Gibbon (Hollongapar) Sanctuary

Year of compilation: 2004

Site description (baseline)
Hollongapar Gibbon Sanctuary is located in Jorhat district of eastern Assam. It has a history of more than a century as a reserved forest, as it was notified on August 27, 1881 as Hollongapar Reserve Forest (Choudhury 1999). This small reserve forest is known for its primate populations and was proposed as a Sanctuary mainly for their conservation (Choudhury 1989). The Sanctuary is 25 km from Jorhat town and 320 km from Guwahati, and well connected by motorable roads. The Sanctuary covers an area of about 2,000 ha of Tropical Semi-evergreen Forest in the basin of the Brahmaputra river. The Sanctuary is known for its populations of Hoolock Gibbon Hylobates hoolock and Stump-tailed Macaque Macaca arctoides.. The first study on gibbons in this forest was carried out by Tilson (1979). Despite the fact that it is a small area, the forest is still intact. The top canopy of the forest has evergreen trees, such as Dipterocarpus macrocarpus, Shorea assamica, Artocarpus chaplasha and Tetrameles sp. The second storey also has mostly evergreens, including Mesua ferrea, Sapium baccatum and Amoora wallichii.

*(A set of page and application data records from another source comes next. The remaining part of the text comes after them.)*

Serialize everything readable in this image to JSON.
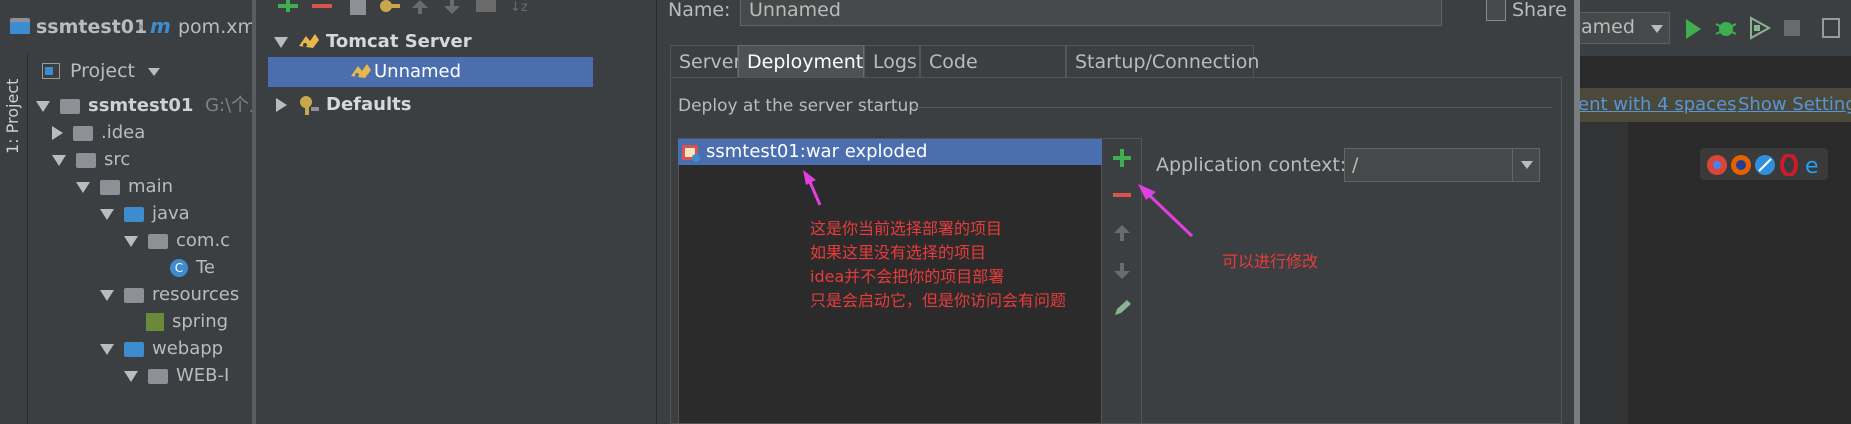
{
  "ide": {
    "project_name": "ssmtest01",
    "file_name": "pom.xml",
    "tool_window_label": "1: Project",
    "project_dropdown": "Project",
    "project_root": "ssmtest01",
    "project_path": "G:\\个人",
    "tree": [
      {
        "label": ".idea",
        "depth": 1,
        "expanded": false
      },
      {
        "label": "src",
        "depth": 1,
        "expanded": true
      },
      {
        "label": "main",
        "depth": 2,
        "expanded": true
      },
      {
        "label": "java",
        "depth": 3,
        "expanded": true
      },
      {
        "label": "com.c",
        "depth": 4,
        "expanded": true
      },
      {
        "label": "Te",
        "depth": 5,
        "expanded": null
      },
      {
        "label": "resources",
        "depth": 3,
        "expanded": true
      },
      {
        "label": "spring",
        "depth": 4,
        "expanded": null
      },
      {
        "label": "webapp",
        "depth": 3,
        "expanded": true
      },
      {
        "label": "WEB-I",
        "depth": 4,
        "expanded": true
      }
    ],
    "run_config": "amed",
    "notification_link1": "ent with 4 spaces",
    "notification_link2": "Show Settings"
  },
  "dialog": {
    "tree": {
      "tomcat_server": "Tomcat Server",
      "unnamed": "Unnamed",
      "defaults": "Defaults"
    },
    "name_label": "Name:",
    "name_value": "Unnamed",
    "share_label": "Share",
    "tabs": [
      "Server",
      "Deployment",
      "Logs",
      "Code Coverage",
      "Startup/Connection"
    ],
    "active_tab": "Deployment",
    "deploy_title": "Deploy at the server startup",
    "artifact": "ssmtest01:war exploded",
    "app_context_label": "Application context:",
    "app_context_value": "/"
  },
  "annotations": {
    "left_lines": [
      "这是你当前选择部署的项目",
      "如果这里没有选择的项目",
      "idea并不会把你的项目部署",
      "只是会启动它，但是你访问会有问题"
    ],
    "right_note": "可以进行修改"
  },
  "colors": {
    "selection": "#4b6eaf",
    "annotation": "#e83b3b",
    "arrow": "#e040e0",
    "add_green": "#3fae4f",
    "remove_red": "#d9534f",
    "link_blue": "#5895d6"
  }
}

Key biodiversity

AVIFAUNA: No work on the bird fauna has been done in this Sanctuary, except for sight records of White-winged Duck Cairina scutulata by Choudhury (2000). This site has been selected as an IBA only on the basis of occurrence of this highly endangered species. However, more globally threatened forest species are likely to occur here. The forest, though small, and partitioned by a railway line and a kutcha road, is still intact. Many forest species are likely to occur here. We consider this as a Data Deficient site because good information on the bird life is lacking.

OTHER KEY FAUNA: The other fauna of the Sanctuary includes Asian Elephant Elephas maximus, Tiger Panthera tigris, Leopard P. pardus, Leopard Cat Prionailurus bengalensis, Sambar Cervus unicolor (no recent sighting), Barking Deer Muntiacus muntjak, Wild Boar Sus scrofa, Chinese Porcupine Hystrix brachyura, Chinese Pangolin Manis pentadactyla and Malayan Giant Squirrel Ratufa bicolor. Primates recorded were Slow Loris Nycticebus coucang, Assamese Macaque M. assamensis, Rhesus Macaque M. mulatta, Pig-tailed Macaque M. nemestrina, Stump-tailed Macaque, Capped Langur Trachypithecus pileatus and Hoolock Gibbon (Choudhury 1999).

Indian Rock Python Python molurus and a variety of other snakes are also found.

Pressure/threats to key biodiversity
MAIN THREATS: Illegal felling; Encroachment; Elephant-human conflict; Poaching.

Hollongapar is an isolated forest patch surrounded by tea plantations and human settlements. Once it was contiguous with the large forest tract that extended to Nagaland. A barrier of tea gardens now separates the nearest forest areas of Disoi and Disoi Valley Reserve Forests. Moreover, the habitat in these forests has been badly degraded due to continuous felling and encroachment. There is conflict with Asian Elephants, as more than a dozen animals are confined in a small area, and their moving about often creates problem for the villagers and tea garden labourers. There were some good forest patches in the tea estates outside the Reserve Forest that used to supplement the habitat requirement of some species, including the Elephants, Rhesus Macaques and Capped Langurs. Now most of these areas have been cleared and planted with tea, which makes them unsuitable for wildlife. Charaching of birds and mammals by poachers from Nagaland and tea garden labourers is also another cause of concern for the wildlife in this IBA. The railway line passing through the forest has created an effective barrier to the movement of the Slow Loris and Hoolock Gibbon. The neighboring tea estates and villages also use the gravel road through the forest that connects Madhupur with Meleng, and this creates disturbance inside the Sanctuary. Thus, regular patrolling along the sanctuary portion of the Mariani - Amguri road, setting up of an anti-poaching camp on the main road, legal acquisition of additional land from the adjacent tea estates, and motivation of the villagers and tea garden labourers are conservation actions that need to be taken up urgently.

Key contributors: Anwaruddin Choudhury and Kulojyoti Lahkar.

Recommended citation
BirdLife International (2023) Important Bird Area factsheet: Gibbon (Hollongapar) Sanctuary. Downloaded from on 05/06/2023.